> Today I was speaking to a professor friend of mine who wondered whether
> Twain's portrayal of the pilgrims in Innocents Abroad could be considered
> the first portrayal of "the ugly American." Now I am wondering the same
> thing.

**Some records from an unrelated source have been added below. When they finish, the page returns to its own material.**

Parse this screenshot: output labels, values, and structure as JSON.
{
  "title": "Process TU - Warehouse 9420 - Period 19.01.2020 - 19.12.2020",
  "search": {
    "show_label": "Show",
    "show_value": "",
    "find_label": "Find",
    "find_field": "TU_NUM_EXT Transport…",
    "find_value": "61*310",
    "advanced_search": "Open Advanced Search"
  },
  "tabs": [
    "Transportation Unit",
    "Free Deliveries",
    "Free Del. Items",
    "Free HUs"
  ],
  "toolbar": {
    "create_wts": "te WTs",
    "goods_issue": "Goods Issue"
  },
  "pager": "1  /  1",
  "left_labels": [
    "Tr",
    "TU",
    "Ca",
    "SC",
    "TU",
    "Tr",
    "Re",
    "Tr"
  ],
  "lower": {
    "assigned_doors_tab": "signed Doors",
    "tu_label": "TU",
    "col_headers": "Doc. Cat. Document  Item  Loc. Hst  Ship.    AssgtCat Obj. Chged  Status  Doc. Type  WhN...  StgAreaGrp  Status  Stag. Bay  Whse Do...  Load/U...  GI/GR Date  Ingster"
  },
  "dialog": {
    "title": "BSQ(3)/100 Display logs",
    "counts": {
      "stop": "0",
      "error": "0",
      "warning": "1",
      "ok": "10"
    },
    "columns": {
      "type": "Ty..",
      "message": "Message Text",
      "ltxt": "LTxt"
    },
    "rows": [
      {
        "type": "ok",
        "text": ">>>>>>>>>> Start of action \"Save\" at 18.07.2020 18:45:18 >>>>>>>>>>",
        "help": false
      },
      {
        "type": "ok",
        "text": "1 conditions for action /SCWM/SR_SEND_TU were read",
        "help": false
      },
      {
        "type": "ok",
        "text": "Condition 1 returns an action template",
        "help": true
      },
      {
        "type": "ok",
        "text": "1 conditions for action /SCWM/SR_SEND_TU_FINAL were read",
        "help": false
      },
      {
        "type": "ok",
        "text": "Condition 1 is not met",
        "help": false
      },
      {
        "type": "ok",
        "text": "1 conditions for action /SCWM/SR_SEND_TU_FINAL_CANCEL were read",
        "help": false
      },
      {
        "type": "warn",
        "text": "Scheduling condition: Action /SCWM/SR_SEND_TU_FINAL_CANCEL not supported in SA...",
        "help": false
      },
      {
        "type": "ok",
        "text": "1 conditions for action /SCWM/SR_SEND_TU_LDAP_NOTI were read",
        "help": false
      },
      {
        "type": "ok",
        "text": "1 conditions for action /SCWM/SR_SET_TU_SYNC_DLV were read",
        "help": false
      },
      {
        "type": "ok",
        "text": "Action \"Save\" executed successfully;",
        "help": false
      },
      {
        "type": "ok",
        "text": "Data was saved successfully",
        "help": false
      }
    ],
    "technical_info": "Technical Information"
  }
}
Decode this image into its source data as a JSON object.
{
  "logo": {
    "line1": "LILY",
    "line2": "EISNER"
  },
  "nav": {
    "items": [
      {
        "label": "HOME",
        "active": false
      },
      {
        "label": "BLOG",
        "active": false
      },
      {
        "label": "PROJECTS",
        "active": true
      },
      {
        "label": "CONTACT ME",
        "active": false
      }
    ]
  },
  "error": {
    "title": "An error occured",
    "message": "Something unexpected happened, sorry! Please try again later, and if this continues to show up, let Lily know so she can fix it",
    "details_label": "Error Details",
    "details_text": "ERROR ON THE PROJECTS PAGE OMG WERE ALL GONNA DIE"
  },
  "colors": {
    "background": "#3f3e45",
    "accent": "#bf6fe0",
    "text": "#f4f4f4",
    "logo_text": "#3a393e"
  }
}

All thoughts, comments, well-reasoned diatribes and suggestive
> innuendo, sexual or otherwise, will be welcomed.

Part of the to-do made of Twain's first book, as I recall,  was that,
unlike previous books, especially travel books, and unlike other
American writers, such as Washington Irving,  it contained a narrator
and others who were not awed by the grandeur of Europe or swayed by
pomp and circumstance there.  The unimpressed refrain, "Is he dead?,"
said of so much shown them, partly summarizes their attitude:  Europe
is old, decaying, dying, not vibrant, fresh, and exciting like the
U.S.; Europe is living on its past, not looking to the future:  Trot
out your fresh corpses; we've seen too many of the old ones.

These Americans are brash, loud and, for some tastes, rude and crude;
thus, they probably predate, in literature at least, the familiar
stereotype of the ugly American.  But Mark Twain plays a strong role
in ending the "listening too long to the voices of Europe," of which
Emerson complained.  Brash, rude, or ugly, the break--literarily, any
way--had to be made.  Basically, what Twain did was to take the
American as-is to Europe, not the American lightly stepping to avoid
European toes, as in earlier books, but the American he knew--the
American in Virginia City, in Angels' Camp, in "Journalism in
Tennessee," the American, Scotty Briggs, who came to arrange a
funeral for his friend, Buck, with the Eastern minister--and the
Americans Charles Dickens regretted meeting on a visit to the U.S.
and then satrized savagely in -Martin Chuzzlewit- a few years before
the publication of  -Innocents Abroad-.   Twain returns Dickens'
attack, though not against the British and not as hatefully, but
certainly some of the Americans on his voyage come across as the "Put
'er there, pard" types that repulsed Dickens.  Do I recall that
Dickens' novel furnished some of the motivation for Twain's book?  Is
the ugly American tourist partly a response to the uptight European

In any case, I believe that the answer to your query is probably yes.
Remember that, unimpressed by what had been touted about this
foreign scenery,  Twain, who had been up and down the Mighty
Mississippi River, says later that he'd be afraid to let a European
river out at night because a dog might lap it up.